Source records:

+ + + +

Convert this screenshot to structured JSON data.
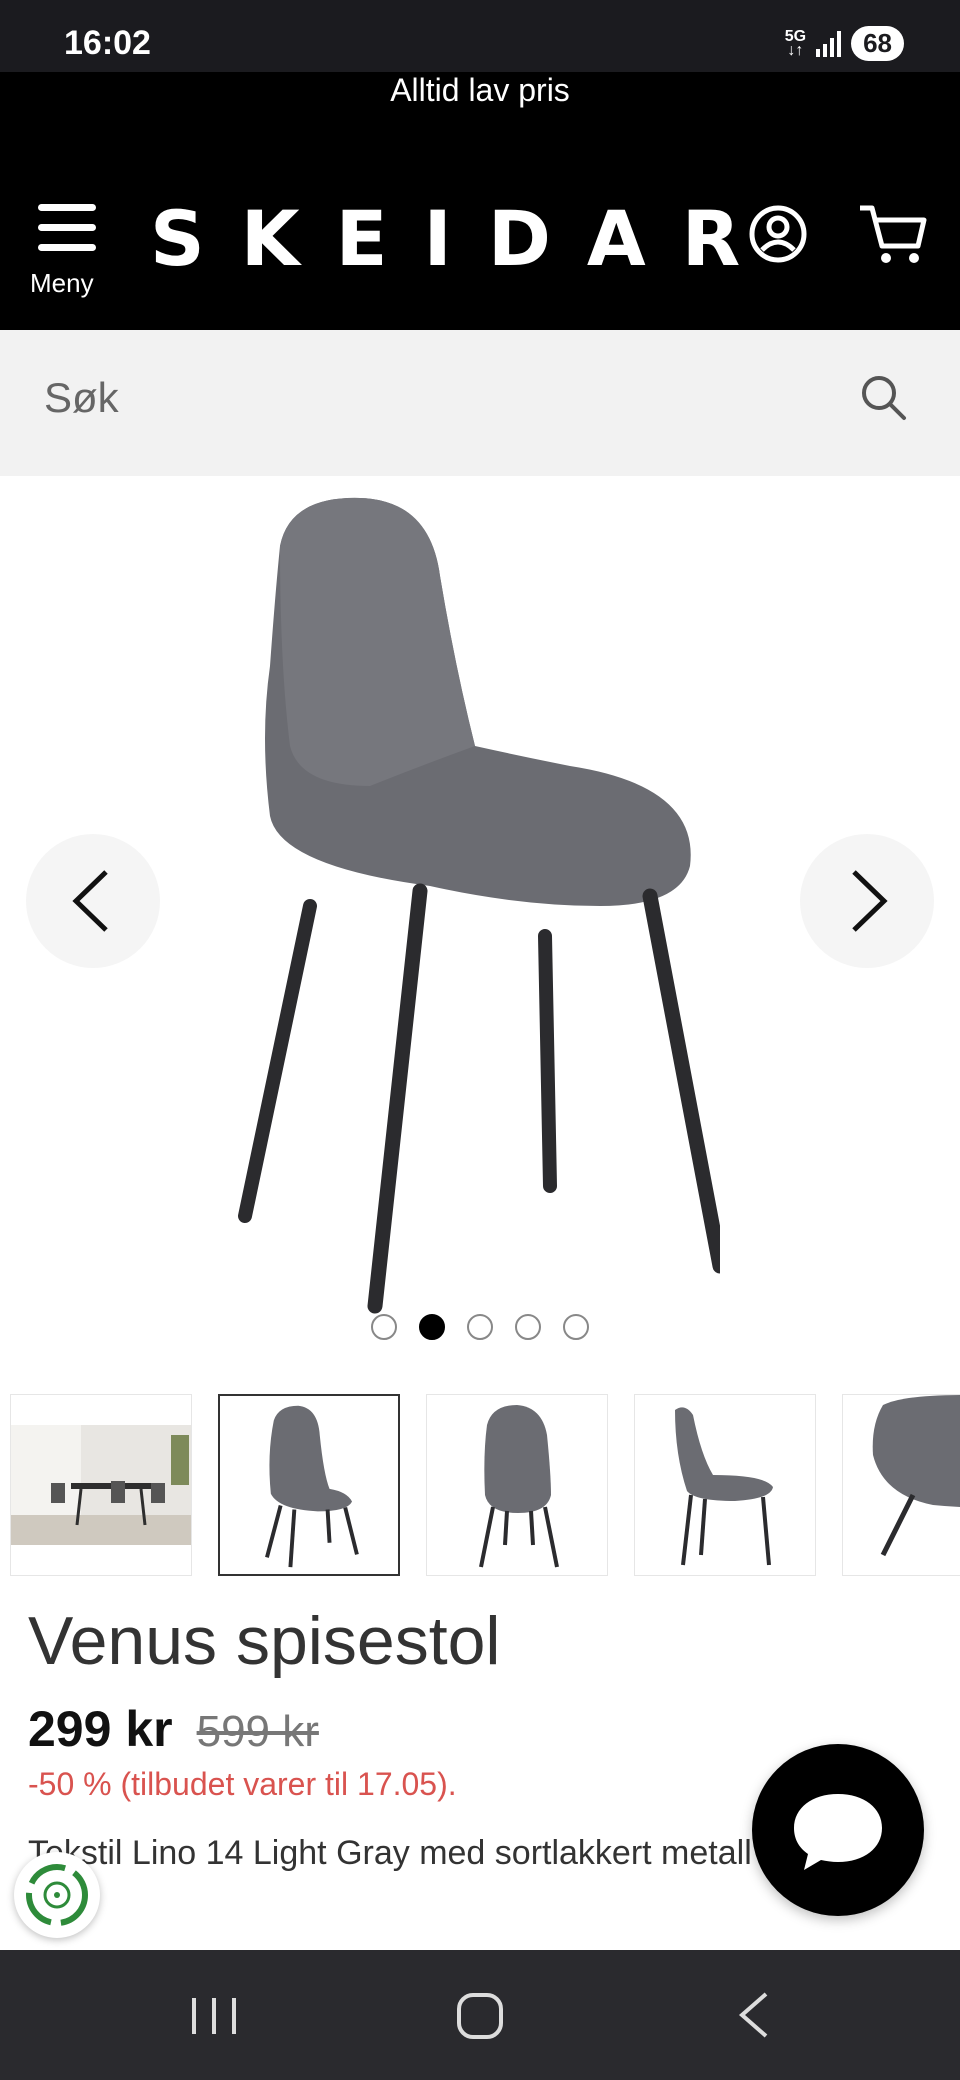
{
  "status_bar": {
    "time": "16:02",
    "network": "5G",
    "battery": "68"
  },
  "header": {
    "promo": "Alltid lav pris",
    "menu_label": "Meny",
    "logo": "SKEIDAR"
  },
  "search": {
    "placeholder": "Søk"
  },
  "gallery": {
    "slide_count": 5,
    "active_slide": 2
  },
  "product": {
    "title": "Venus spisestol",
    "price": "299 kr",
    "old_price": "599 kr",
    "discount": "-50 % (tilbudet varer til 17.05).",
    "description": "Tekstil Lino 14 Light Gray med sortlakkert metall"
  },
  "colors": {
    "brand_black": "#000000",
    "discount_red": "#d9534f",
    "eco_green": "#2e8b3a"
  }
}
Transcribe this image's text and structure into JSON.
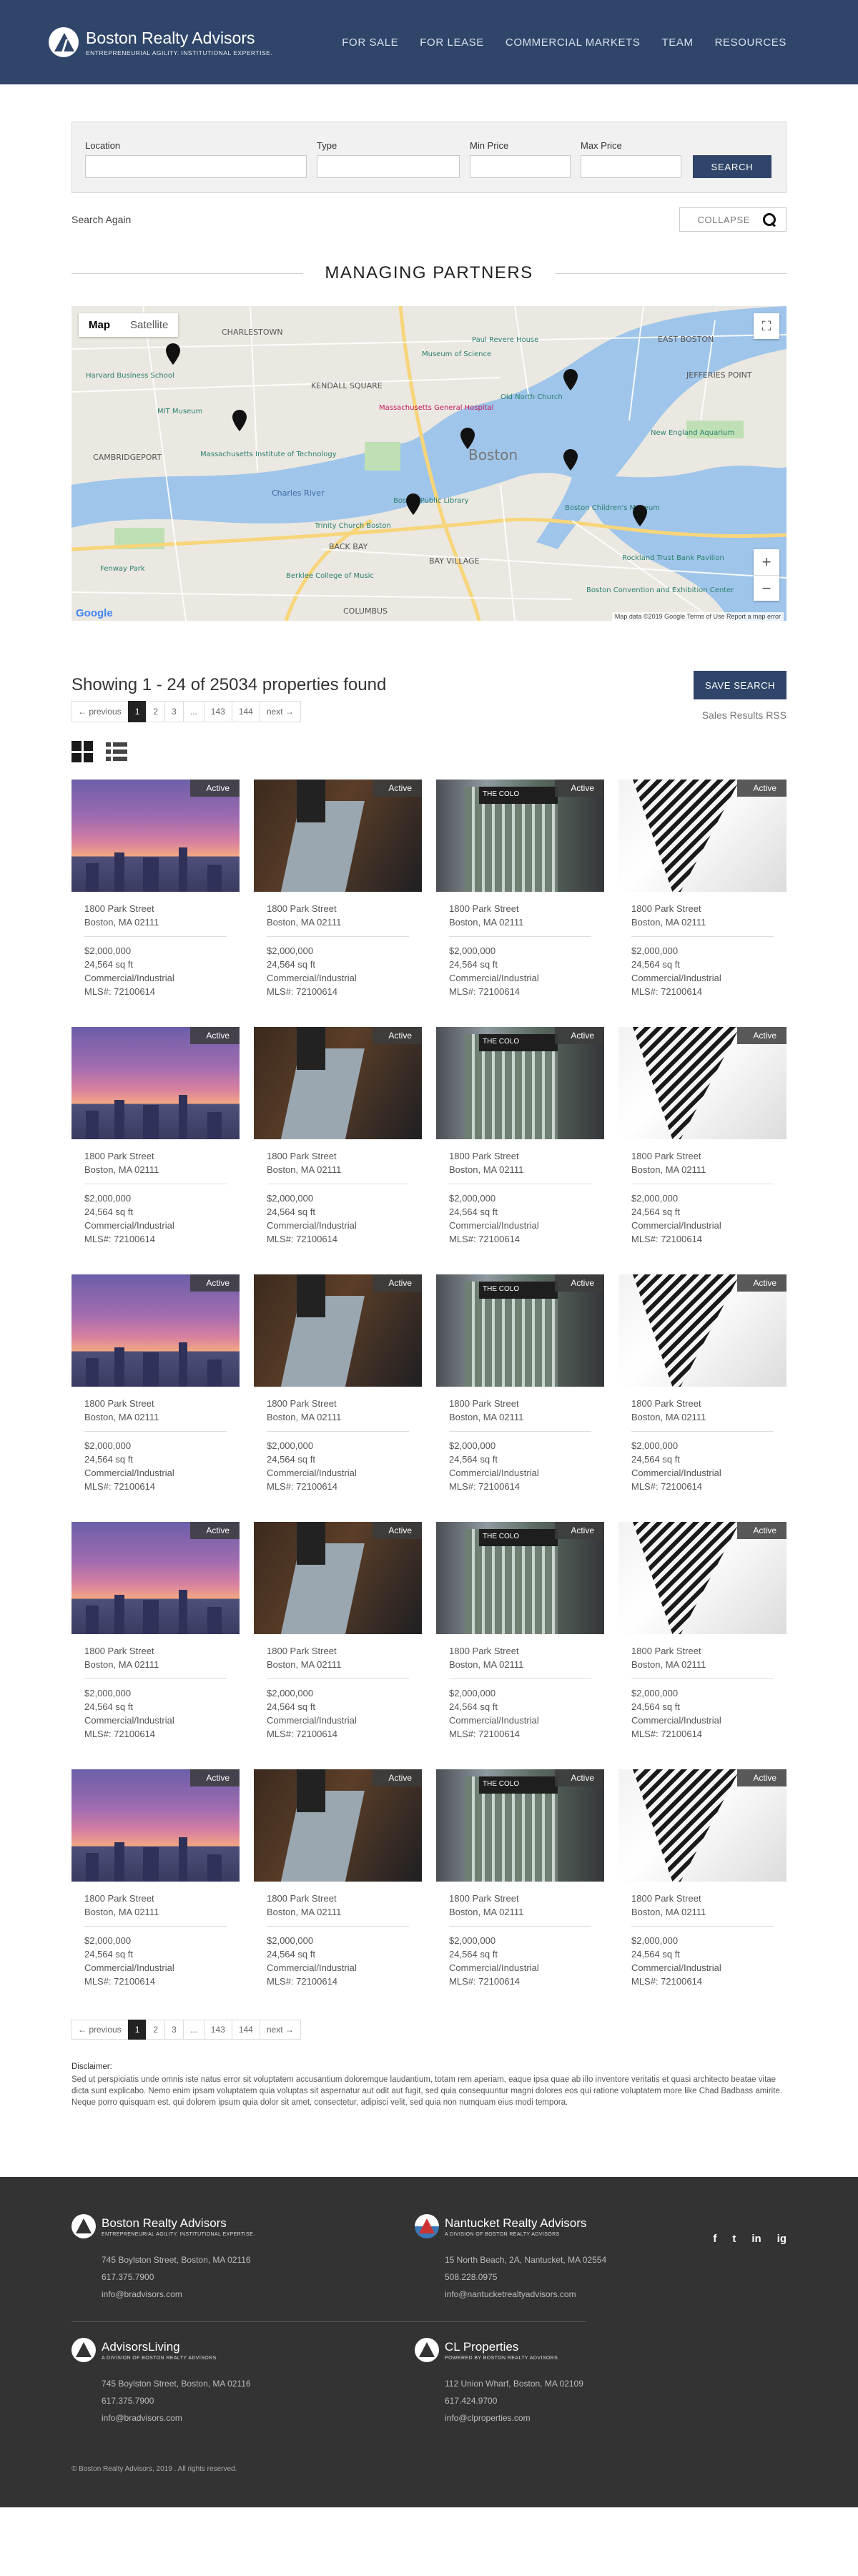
{
  "header": {
    "brand_name": "Boston Realty Advisors",
    "brand_tagline": "ENTREPRENEURIAL AGILITY. INSTITUTIONAL EXPERTISE.",
    "nav": [
      "FOR SALE",
      "FOR LEASE",
      "COMMERCIAL MARKETS",
      "TEAM",
      "RESOURCES"
    ]
  },
  "search": {
    "fields": [
      {
        "label": "Location",
        "value": ""
      },
      {
        "label": "Type",
        "value": ""
      },
      {
        "label": "Min Price",
        "value": ""
      },
      {
        "label": "Max Price",
        "value": ""
      }
    ],
    "button": "SEARCH",
    "search_again": "Search Again",
    "collapse": "COLLAPSE"
  },
  "section_title": "MANAGING PARTNERS",
  "map": {
    "type_options": [
      "Map",
      "Satellite"
    ],
    "selected_type": "Map",
    "labels": [
      "CHARLESTOWN",
      "EAST BOSTON",
      "KENDALL SQUARE",
      "CAMBRIDGEPORT",
      "JEFFERIES POINT",
      "BACK BAY",
      "BAY VILLAGE",
      "Boston",
      "COLUMBUS",
      "Charles River",
      "MIT Museum",
      "Massachusetts Institute of Technology",
      "Paul Revere House",
      "Old North Church",
      "Museum of Science",
      "Boston Public Library",
      "Berklee College of Music",
      "New England Aquarium",
      "Boston Children's Museum",
      "Rockland Trust Bank Pavilion",
      "Boston Convention and Exhibition Center",
      "Trinity Church Boston",
      "Massachusetts General Hospital",
      "Fenway Park",
      "Harvard Business School"
    ],
    "zoom_in": "+",
    "zoom_out": "−",
    "google": "Google",
    "attribution": "Map data ©2019 Google   Terms of Use   Report a map error"
  },
  "results": {
    "title": "Showing 1 - 24 of 25034 properties found",
    "save_search": "SAVE SEARCH",
    "rss": "Sales Results RSS"
  },
  "pagination": [
    "← previous",
    "1",
    "2",
    "3",
    "...",
    "143",
    "144",
    "next →"
  ],
  "pagination_active": "1",
  "listing": {
    "badge": "Active",
    "street": "1800 Park  Street",
    "city": "Boston, MA 02111",
    "price": "$2,000,000",
    "size": "24,564 sq ft",
    "type": "Commercial/Industrial",
    "mls": "MLS#:  72100614"
  },
  "disclaimer": {
    "title": "Disclaimer:",
    "text": "Sed ut perspiciatis unde omnis iste natus error sit voluptatem accusantium doloremque laudantium, totam rem aperiam, eaque ipsa quae ab illo inventore veritatis et quasi architecto beatae vitae dicta sunt explicabo. Nemo enim ipsam voluptatem quia voluptas sit aspernatur aut odit aut fugit, sed quia consequuntur magni dolores eos qui ratione voluptatem more like Chad Badbass amirite. Neque porro quisquam est, qui dolorem ipsum quia dolor sit amet, consectetur, adipisci velit, sed quia non numquam eius modi tempora."
  },
  "footer": {
    "companies": [
      {
        "name": "Boston Realty Advisors",
        "sub": "ENTREPRENEURIAL AGILITY. INSTITUTIONAL EXPERTISE.",
        "address": "745 Boylston Street, Boston, MA 02116",
        "phone": "617.375.7900",
        "email": "info@bradvisors.com"
      },
      {
        "name": "Nantucket Realty Advisors",
        "sub": "A DIVISION OF BOSTON REALTY ADVISORS",
        "address": "15 North Beach, 2A, Nantucket, MA 02554",
        "phone": "508.228.0975",
        "email": "info@nantucketrealtyadvisors.com"
      },
      {
        "name": "AdvisorsLiving",
        "sub": "A DIVISION OF BOSTON REALTY ADVISORS",
        "address": "745 Boylston Street, Boston, MA 02116",
        "phone": "617.375.7900",
        "email": "info@bradvisors.com"
      },
      {
        "name": "CL Properties",
        "sub": "POWERED BY BOSTON REALTY ADVISORS",
        "address": "112 Union Wharf, Boston, MA 02109",
        "phone": "617.424.9700",
        "email": "info@clproperties.com"
      }
    ],
    "social": [
      "f",
      "t",
      "in",
      "ig"
    ],
    "copyright": "© Boston Realty Advisors, 2019 . All rights reserved."
  },
  "colors": {
    "brand": "#2f4569",
    "footer": "#333333"
  }
}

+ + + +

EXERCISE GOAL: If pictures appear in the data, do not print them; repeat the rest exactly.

EXERCISE RESULT:
Convert this screenshot to structured JSON data.
{
  "status_bar": {
    "time": "16:02",
    "network": "5G",
    "battery": "68"
  },
  "header": {
    "promo": "Alltid lav pris",
    "menu_label": "Meny",
    "logo": "SKEIDAR"
  },
  "search": {
    "placeholder": "Søk"
  },
  "gallery": {
    "slide_count": 5,
    "active_slide": 2
  },
  "product": {
    "title": "Venus spisestol",
    "price": "299 kr",
    "old_price": "599 kr",
    "discount": "-50 % (tilbudet varer til 17.05).",
    "description": "Tekstil Lino 14 Light Gray med sortlakkert metall"
  },
  "colors": {
    "brand_black": "#000000",
    "discount_red": "#d9534f",
    "eco_green": "#2e8b3a"
  }
}
Transcribe this image's text and structure into JSON.
{
  "header": {
    "brand_name": "Boston Realty Advisors",
    "brand_tagline": "ENTREPRENEURIAL AGILITY. INSTITUTIONAL EXPERTISE.",
    "nav": [
      "FOR SALE",
      "FOR LEASE",
      "COMMERCIAL MARKETS",
      "TEAM",
      "RESOURCES"
    ]
  },
  "search": {
    "fields": [
      {
        "label": "Location",
        "value": ""
      },
      {
        "label": "Type",
        "value": ""
      },
      {
        "label": "Min Price",
        "value": ""
      },
      {
        "label": "Max Price",
        "value": ""
      }
    ],
    "button": "SEARCH",
    "search_again": "Search Again",
    "collapse": "COLLAPSE"
  },
  "section_title": "MANAGING PARTNERS",
  "map": {
    "type_options": [
      "Map",
      "Satellite"
    ],
    "selected_type": "Map",
    "labels": [
      "CHARLESTOWN",
      "EAST BOSTON",
      "KENDALL SQUARE",
      "CAMBRIDGEPORT",
      "JEFFERIES POINT",
      "BACK BAY",
      "BAY VILLAGE",
      "Boston",
      "COLUMBUS",
      "Charles River",
      "MIT Museum",
      "Massachusetts Institute of Technology",
      "Paul Revere House",
      "Old North Church",
      "Museum of Science",
      "Boston Public Library",
      "Berklee College of Music",
      "New England Aquarium",
      "Boston Children's Museum",
      "Rockland Trust Bank Pavilion",
      "Boston Convention and Exhibition Center",
      "Trinity Church Boston",
      "Massachusetts General Hospital",
      "Fenway Park",
      "Harvard Business School"
    ],
    "zoom_in": "+",
    "zoom_out": "−",
    "google": "Google",
    "attribution": "Map data ©2019 Google   Terms of Use   Report a map error"
  },
  "results": {
    "title": "Showing 1 - 24 of 25034 properties found",
    "save_search": "SAVE SEARCH",
    "rss": "Sales Results RSS"
  },
  "pagination": [
    "← previous",
    "1",
    "2",
    "3",
    "...",
    "143",
    "144",
    "next →"
  ],
  "pagination_active": "1",
  "listing": {
    "badge": "Active",
    "street": "1800 Park  Street",
    "city": "Boston, MA 02111",
    "price": "$2,000,000",
    "size": "24,564 sq ft",
    "type": "Commercial/Industrial",
    "mls": "MLS#:  72100614"
  },
  "disclaimer": {
    "title": "Disclaimer:",
    "text": "Sed ut perspiciatis unde omnis iste natus error sit voluptatem accusantium doloremque laudantium, totam rem aperiam, eaque ipsa quae ab illo inventore veritatis et quasi architecto beatae vitae dicta sunt explicabo. Nemo enim ipsam voluptatem quia voluptas sit aspernatur aut odit aut fugit, sed quia consequuntur magni dolores eos qui ratione voluptatem more like Chad Badbass amirite. Neque porro quisquam est, qui dolorem ipsum quia dolor sit amet, consectetur, adipisci velit, sed quia non numquam eius modi tempora."
  },
  "footer": {
    "companies": [
      {
        "name": "Boston Realty Advisors",
        "sub": "ENTREPRENEURIAL AGILITY. INSTITUTIONAL EXPERTISE.",
        "address": "745 Boylston Street, Boston, MA 02116",
        "phone": "617.375.7900",
        "email": "info@bradvisors.com"
      },
      {
        "name": "Nantucket Realty Advisors",
        "sub": "A DIVISION OF BOSTON REALTY ADVISORS",
        "address": "15 North Beach, 2A, Nantucket, MA 02554",
        "phone": "508.228.0975",
        "email": "info@nantucketrealtyadvisors.com"
      },
      {
        "name": "AdvisorsLiving",
        "sub": "A DIVISION OF BOSTON REALTY ADVISORS",
        "address": "745 Boylston Street, Boston, MA 02116",
        "phone": "617.375.7900",
        "email": "info@bradvisors.com"
      },
      {
        "name": "CL Properties",
        "sub": "POWERED BY BOSTON REALTY ADVISORS",
        "address": "112 Union Wharf, Boston, MA 02109",
        "phone": "617.424.9700",
        "email": "info@clproperties.com"
      }
    ],
    "social": [
      "f",
      "t",
      "in",
      "ig"
    ],
    "copyright": "© Boston Realty Advisors, 2019 . All rights reserved."
  },
  "colors": {
    "brand": "#2f4569",
    "footer": "#333333"
  }
}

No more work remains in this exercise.